The long-acting insulin glargine (Lantus, Sanofi Aventis, Bridgewater, NJ) has lipid-lowering effects that investigators believe are independent of its effect on blood sugar, according to results of two trials presented at the 67th Scientific Sessions of the American Diabetes Association in Chicago.
Dr. Sherwyn Schwartz of the Diabetes and Glandular Disease Clinic of San Antonio, TX, reported on 165 type 2 diabetics assigned to glargine therapy and 182 patients to a thiazolidinediones plus pioglitazone add-on therapy for 24 weeks.
Hemoglobin A1c levels were significantly lower in the glargine group compared with the pioglitazone group.
"There was a much more favorable lipid pattern in the glargine group than in those on thiazolidinediones," Dr. Schwartz told Reuters Health. "The worse the A1c level, the better the lipid-lowering effect. The biggest changes were seen in those with baseline A1c levels above 8.7%"
Glargine's effect on triglycerides was small but slightly greater compared with pioglitazone. Patients taking thiazolidinediones had greater increases in HDL cholesterol.
"Overall, [the effect on] LDL cholesterol was where the action was," Dr. Schwartz said. "I think the effect on free fatty acids is independent of its effect on blood sugar."
Dr. Janet McGill, of Washington University School of Medicine in St. Louis, presented similar findings of the changes in lipid variables in 129 poorly controlled type 2 diabetics randomized to glargine as add-on therapy to metformin or sulfonylurea compared with 130 patients taking pioglitazone as add-on therapy.
Free fatty acids decreased an average of 0.6 mmol/l more with glargine than pioglitazone.
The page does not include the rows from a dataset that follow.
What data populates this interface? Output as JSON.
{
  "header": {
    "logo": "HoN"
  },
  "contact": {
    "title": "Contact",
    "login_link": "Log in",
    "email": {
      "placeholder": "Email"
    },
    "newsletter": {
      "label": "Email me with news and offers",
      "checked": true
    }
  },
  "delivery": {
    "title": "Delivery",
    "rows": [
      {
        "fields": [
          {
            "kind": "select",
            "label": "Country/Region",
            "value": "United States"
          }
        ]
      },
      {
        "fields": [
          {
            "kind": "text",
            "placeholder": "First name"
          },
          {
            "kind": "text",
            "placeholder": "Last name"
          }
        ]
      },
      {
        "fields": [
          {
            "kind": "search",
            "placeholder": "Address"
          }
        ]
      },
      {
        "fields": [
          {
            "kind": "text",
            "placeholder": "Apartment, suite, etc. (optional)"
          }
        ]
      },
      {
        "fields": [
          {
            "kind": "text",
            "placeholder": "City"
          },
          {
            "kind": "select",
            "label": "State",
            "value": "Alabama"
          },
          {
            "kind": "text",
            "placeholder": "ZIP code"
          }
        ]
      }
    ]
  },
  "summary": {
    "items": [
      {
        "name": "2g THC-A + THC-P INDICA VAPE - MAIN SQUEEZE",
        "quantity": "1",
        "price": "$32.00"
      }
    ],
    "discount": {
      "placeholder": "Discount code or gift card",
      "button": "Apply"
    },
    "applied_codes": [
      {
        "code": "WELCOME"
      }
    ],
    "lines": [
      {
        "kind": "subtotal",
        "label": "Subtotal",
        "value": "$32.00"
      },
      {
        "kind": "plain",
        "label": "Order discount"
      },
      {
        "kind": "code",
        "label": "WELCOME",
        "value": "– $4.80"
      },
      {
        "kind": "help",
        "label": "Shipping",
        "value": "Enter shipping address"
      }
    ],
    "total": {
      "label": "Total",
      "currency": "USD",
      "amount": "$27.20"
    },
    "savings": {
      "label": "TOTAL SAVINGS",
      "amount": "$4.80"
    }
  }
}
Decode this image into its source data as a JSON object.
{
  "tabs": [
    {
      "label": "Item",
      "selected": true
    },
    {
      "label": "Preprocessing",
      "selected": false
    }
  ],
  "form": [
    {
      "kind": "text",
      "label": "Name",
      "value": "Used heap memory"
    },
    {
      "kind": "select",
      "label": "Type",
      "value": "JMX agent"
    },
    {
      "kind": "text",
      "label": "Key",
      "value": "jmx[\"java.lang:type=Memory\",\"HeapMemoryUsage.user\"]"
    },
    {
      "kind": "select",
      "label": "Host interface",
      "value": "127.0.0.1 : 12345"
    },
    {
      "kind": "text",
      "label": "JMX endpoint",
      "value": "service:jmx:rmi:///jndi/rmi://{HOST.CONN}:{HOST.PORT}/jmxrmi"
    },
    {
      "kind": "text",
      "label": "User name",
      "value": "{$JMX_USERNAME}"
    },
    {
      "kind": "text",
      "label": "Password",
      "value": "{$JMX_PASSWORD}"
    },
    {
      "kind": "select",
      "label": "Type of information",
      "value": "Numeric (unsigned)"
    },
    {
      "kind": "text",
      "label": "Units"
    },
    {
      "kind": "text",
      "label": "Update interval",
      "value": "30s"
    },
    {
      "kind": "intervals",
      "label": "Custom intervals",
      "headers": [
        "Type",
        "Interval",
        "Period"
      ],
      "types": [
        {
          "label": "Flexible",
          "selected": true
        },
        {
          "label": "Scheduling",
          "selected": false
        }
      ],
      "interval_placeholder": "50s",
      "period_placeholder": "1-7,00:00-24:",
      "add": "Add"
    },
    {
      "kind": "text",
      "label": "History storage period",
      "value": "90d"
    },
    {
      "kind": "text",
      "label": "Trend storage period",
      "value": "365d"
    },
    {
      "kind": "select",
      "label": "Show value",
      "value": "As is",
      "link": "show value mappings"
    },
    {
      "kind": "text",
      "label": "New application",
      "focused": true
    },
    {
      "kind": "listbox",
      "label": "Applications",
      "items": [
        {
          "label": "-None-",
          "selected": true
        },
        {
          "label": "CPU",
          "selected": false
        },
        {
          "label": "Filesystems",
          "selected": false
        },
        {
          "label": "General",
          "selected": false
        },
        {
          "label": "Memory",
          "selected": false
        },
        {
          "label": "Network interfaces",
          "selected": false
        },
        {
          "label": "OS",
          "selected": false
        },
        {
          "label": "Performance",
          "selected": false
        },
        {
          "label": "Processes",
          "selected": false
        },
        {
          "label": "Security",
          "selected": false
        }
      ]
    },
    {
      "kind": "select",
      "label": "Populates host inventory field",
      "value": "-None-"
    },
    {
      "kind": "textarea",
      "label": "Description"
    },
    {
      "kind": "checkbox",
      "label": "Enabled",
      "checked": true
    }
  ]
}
The largest effects with glargine on free fatty acids were in patients taking a sulfonylurea, and the greatest effects were seen in the most poorly controlled diabetics at baseline. There was a drop of approximately 0.5 to 0.6 mmol/l in triglycerides.
"Metformin is pretty good at controlling lipids. Our findings lend credence to the use of insulin early in type 2 diabetes," Dr. McGill told Reuters Health.
"Insulin therapy should not be delayed. In addition to lowering blood glucose, it has a number of useful ancillary benefits, including a direct effect on lipids," she said.
"This is one more brick in the house of diabetes management."